Dataset items
=-=-=
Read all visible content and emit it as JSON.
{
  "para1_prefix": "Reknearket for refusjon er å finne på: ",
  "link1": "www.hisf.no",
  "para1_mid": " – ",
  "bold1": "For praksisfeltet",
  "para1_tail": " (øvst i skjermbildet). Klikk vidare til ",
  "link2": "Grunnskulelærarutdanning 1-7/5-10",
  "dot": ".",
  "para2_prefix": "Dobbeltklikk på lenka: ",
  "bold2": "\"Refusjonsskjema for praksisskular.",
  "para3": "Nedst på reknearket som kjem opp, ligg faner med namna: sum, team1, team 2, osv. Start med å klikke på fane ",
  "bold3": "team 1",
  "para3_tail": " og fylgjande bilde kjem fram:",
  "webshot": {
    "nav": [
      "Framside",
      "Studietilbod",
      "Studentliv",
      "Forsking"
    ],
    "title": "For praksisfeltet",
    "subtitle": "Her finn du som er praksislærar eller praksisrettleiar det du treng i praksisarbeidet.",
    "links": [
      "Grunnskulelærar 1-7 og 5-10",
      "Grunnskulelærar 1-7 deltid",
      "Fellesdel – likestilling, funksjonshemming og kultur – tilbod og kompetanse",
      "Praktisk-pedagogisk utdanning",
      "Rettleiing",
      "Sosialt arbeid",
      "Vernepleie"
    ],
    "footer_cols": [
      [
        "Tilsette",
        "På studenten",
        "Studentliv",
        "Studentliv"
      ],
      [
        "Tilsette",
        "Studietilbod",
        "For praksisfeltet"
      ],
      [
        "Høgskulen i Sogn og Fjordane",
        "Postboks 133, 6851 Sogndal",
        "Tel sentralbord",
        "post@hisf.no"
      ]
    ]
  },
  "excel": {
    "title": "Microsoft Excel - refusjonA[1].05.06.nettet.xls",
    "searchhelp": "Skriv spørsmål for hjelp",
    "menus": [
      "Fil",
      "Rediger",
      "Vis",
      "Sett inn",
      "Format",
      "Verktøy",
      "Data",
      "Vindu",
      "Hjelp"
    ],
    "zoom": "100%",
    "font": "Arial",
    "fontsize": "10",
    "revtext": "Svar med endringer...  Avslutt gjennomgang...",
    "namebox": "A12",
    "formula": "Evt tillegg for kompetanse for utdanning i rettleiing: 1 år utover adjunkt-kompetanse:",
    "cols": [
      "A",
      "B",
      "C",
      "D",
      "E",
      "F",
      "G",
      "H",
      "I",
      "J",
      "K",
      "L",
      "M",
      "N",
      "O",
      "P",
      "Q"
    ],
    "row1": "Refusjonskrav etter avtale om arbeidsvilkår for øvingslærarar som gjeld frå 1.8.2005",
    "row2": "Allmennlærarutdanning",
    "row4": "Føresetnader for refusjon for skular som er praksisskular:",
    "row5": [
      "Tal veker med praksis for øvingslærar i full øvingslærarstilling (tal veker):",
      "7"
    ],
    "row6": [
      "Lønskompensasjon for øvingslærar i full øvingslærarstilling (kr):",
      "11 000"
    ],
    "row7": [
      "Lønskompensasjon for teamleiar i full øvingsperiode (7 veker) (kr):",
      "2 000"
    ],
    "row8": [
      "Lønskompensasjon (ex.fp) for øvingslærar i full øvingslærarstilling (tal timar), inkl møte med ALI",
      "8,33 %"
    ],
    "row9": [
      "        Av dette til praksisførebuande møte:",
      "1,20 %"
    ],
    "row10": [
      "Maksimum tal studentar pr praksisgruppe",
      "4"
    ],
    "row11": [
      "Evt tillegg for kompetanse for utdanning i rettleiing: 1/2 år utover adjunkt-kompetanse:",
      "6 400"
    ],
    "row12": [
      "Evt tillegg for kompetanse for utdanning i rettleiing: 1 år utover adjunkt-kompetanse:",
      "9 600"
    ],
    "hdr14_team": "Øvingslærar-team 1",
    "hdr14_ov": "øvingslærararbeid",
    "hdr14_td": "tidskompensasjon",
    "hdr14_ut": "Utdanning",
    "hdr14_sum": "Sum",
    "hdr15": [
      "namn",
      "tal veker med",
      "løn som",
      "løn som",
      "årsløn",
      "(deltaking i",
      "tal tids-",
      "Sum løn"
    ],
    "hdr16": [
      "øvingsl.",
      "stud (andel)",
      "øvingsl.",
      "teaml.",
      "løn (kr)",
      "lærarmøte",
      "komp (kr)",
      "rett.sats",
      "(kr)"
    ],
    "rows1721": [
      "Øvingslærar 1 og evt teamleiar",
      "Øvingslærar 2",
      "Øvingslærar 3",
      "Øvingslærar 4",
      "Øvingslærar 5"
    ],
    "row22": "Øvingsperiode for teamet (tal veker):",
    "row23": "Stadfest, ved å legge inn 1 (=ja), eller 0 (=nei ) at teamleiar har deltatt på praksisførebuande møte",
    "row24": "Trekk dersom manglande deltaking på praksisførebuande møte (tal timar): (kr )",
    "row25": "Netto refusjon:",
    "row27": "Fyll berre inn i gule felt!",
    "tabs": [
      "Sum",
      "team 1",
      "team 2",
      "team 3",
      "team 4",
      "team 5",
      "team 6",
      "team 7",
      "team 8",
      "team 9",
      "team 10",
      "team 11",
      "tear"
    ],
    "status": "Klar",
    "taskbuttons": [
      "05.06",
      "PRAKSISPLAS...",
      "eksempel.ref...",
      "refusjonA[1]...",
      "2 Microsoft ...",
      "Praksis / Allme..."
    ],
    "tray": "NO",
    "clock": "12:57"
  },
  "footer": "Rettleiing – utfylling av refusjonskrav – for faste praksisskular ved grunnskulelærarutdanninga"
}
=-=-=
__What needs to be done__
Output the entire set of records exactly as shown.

__Answer to this exercise__
Read all visible content and emit it as JSON.
{
  "para1_prefix": "Reknearket for refusjon er å finne på: ",
  "link1": "www.hisf.no",
  "para1_mid": " – ",
  "bold1": "For praksisfeltet",
  "para1_tail": " (øvst i skjermbildet). Klikk vidare til ",
  "link2": "Grunnskulelærarutdanning 1-7/5-10",
  "dot": ".",
  "para2_prefix": "Dobbeltklikk på lenka: ",
  "bold2": "\"Refusjonsskjema for praksisskular.",
  "para3": "Nedst på reknearket som kjem opp, ligg faner med namna: sum, team1, team 2, osv. Start med å klikke på fane ",
  "bold3": "team 1",
  "para3_tail": " og fylgjande bilde kjem fram:",
  "webshot": {
    "nav": [
      "Framside",
      "Studietilbod",
      "Studentliv",
      "Forsking"
    ],
    "title": "For praksisfeltet",
    "subtitle": "Her finn du som er praksislærar eller praksisrettleiar det du treng i praksisarbeidet.",
    "links": [
      "Grunnskulelærar 1-7 og 5-10",
      "Grunnskulelærar 1-7 deltid",
      "Fellesdel – likestilling, funksjonshemming og kultur – tilbod og kompetanse",
      "Praktisk-pedagogisk utdanning",
      "Rettleiing",
      "Sosialt arbeid",
      "Vernepleie"
    ],
    "footer_cols": [
      [
        "Tilsette",
        "På studenten",
        "Studentliv",
        "Studentliv"
      ],
      [
        "Tilsette",
        "Studietilbod",
        "For praksisfeltet"
      ],
      [
        "Høgskulen i Sogn og Fjordane",
        "Postboks 133, 6851 Sogndal",
        "Tel sentralbord",
        "post@hisf.no"
      ]
    ]
  },
  "excel": {
    "title": "Microsoft Excel - refusjonA[1].05.06.nettet.xls",
    "searchhelp": "Skriv spørsmål for hjelp",
    "menus": [
      "Fil",
      "Rediger",
      "Vis",
      "Sett inn",
      "Format",
      "Verktøy",
      "Data",
      "Vindu",
      "Hjelp"
    ],
    "zoom": "100%",
    "font": "Arial",
    "fontsize": "10",
    "revtext": "Svar med endringer...  Avslutt gjennomgang...",
    "namebox": "A12",
    "formula": "Evt tillegg for kompetanse for utdanning i rettleiing: 1 år utover adjunkt-kompetanse:",
    "cols": [
      "A",
      "B",
      "C",
      "D",
      "E",
      "F",
      "G",
      "H",
      "I",
      "J",
      "K",
      "L",
      "M",
      "N",
      "O",
      "P",
      "Q"
    ],
    "row1": "Refusjonskrav etter avtale om arbeidsvilkår for øvingslærarar som gjeld frå 1.8.2005",
    "row2": "Allmennlærarutdanning",
    "row4": "Føresetnader for refusjon for skular som er praksisskular:",
    "row5": [
      "Tal veker med praksis for øvingslærar i full øvingslærarstilling (tal veker):",
      "7"
    ],
    "row6": [
      "Lønskompensasjon for øvingslærar i full øvingslærarstilling (kr):",
      "11 000"
    ],
    "row7": [
      "Lønskompensasjon for teamleiar i full øvingsperiode (7 veker) (kr):",
      "2 000"
    ],
    "row8": [
      "Lønskompensasjon (ex.fp) for øvingslærar i full øvingslærarstilling (tal timar), inkl møte med ALI",
      "8,33 %"
    ],
    "row9": [
      "        Av dette til praksisførebuande møte:",
      "1,20 %"
    ],
    "row10": [
      "Maksimum tal studentar pr praksisgruppe",
      "4"
    ],
    "row11": [
      "Evt tillegg for kompetanse for utdanning i rettleiing: 1/2 år utover adjunkt-kompetanse:",
      "6 400"
    ],
    "row12": [
      "Evt tillegg for kompetanse for utdanning i rettleiing: 1 år utover adjunkt-kompetanse:",
      "9 600"
    ],
    "hdr14_team": "Øvingslærar-team 1",
    "hdr14_ov": "øvingslærararbeid",
    "hdr14_td": "tidskompensasjon",
    "hdr14_ut": "Utdanning",
    "hdr14_sum": "Sum",
    "hdr15": [
      "namn",
      "tal veker med",
      "løn som",
      "løn som",
      "årsløn",
      "(deltaking i",
      "tal tids-",
      "Sum løn"
    ],
    "hdr16": [
      "øvingsl.",
      "stud (andel)",
      "øvingsl.",
      "teaml.",
      "løn (kr)",
      "lærarmøte",
      "komp (kr)",
      "rett.sats",
      "(kr)"
    ],
    "rows1721": [
      "Øvingslærar 1 og evt teamleiar",
      "Øvingslærar 2",
      "Øvingslærar 3",
      "Øvingslærar 4",
      "Øvingslærar 5"
    ],
    "row22": "Øvingsperiode for teamet (tal veker):",
    "row23": "Stadfest, ved å legge inn 1 (=ja), eller 0 (=nei ) at teamleiar har deltatt på praksisførebuande møte",
    "row24": "Trekk dersom manglande deltaking på praksisførebuande møte (tal timar): (kr )",
    "row25": "Netto refusjon:",
    "row27": "Fyll berre inn i gule felt!",
    "tabs": [
      "Sum",
      "team 1",
      "team 2",
      "team 3",
      "team 4",
      "team 5",
      "team 6",
      "team 7",
      "team 8",
      "team 9",
      "team 10",
      "team 11",
      "tear"
    ],
    "status": "Klar",
    "taskbuttons": [
      "05.06",
      "PRAKSISPLAS...",
      "eksempel.ref...",
      "refusjonA[1]...",
      "2 Microsoft ...",
      "Praksis / Allme..."
    ],
    "tray": "NO",
    "clock": "12:57"
  },
  "footer": "Rettleiing – utfylling av refusjonskrav – for faste praksisskular ved grunnskulelærarutdanninga"
}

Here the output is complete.